WASHINGTON - The newfound focus on Democratic presidential front-runner Howard Dean s casual approach to church - he often skips services - would be a potential problem for him in a general election, according to polls.
A poll of 1,200 likely voters taken Dec. 15-17 by independent pollster John Zogby commissioned by the O Leary Report and released yesterday found that in the states President Bush carried in 2000, 51 percent said they attend church at least once a week.
Mr. Zogby said the religious divide is one of the most surprising aspects of his recent polling on American values. A non-church-going lifestyle may help Mr. Dean in states that Al Gore won in 2000, where 46 percent say they do not regularly attend church, Mr. Zogby said, but it won t help him win a national election.

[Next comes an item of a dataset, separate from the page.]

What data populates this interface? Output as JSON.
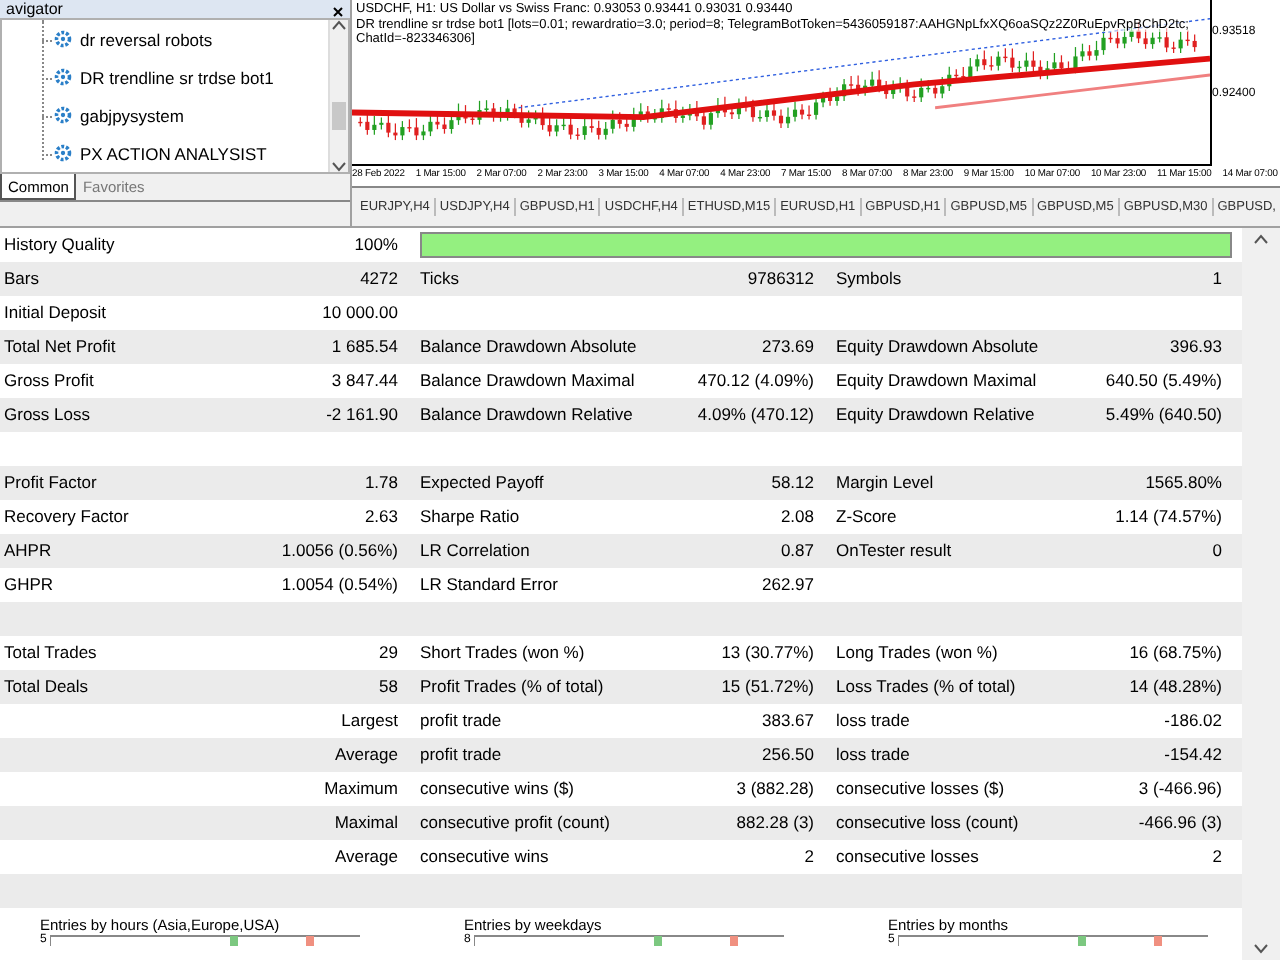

In general, 67 percent of Americans in states that voted for Bush in 2000 say they want their president to be a regular church-goer, said Bradley O Leary, a Republican activist and Bush supporter. That compares with just 51 percent of those voters in states that went for Mr. Gore.
Mr. Bush, a Methodist, does not go to church every Sunday but is accompanied by a pool of reporters and cameras when he does, and he often invokes God in speeches. He was both praised and criticized for frequently talking about God in his prewar speeches about Iraq.
In recent days Mr. Dean, who wants to win the Iowa Democratic caucuses Jan. 19 and the New Hampshire primary Jan. 27, has publicly talked about feeling pressed to talk more about religion and his views about it. Mr. Dean, a medical doctor who likes to talk political process with reporters, said he now realizes that religion is an important part of stumping for votes, especially in the South.
Mr. Dean told reporters last week, “I am not used to wearing religion on my sleeve and being open about it.”
Mr. Dean was reared an Episcopalian but left the church.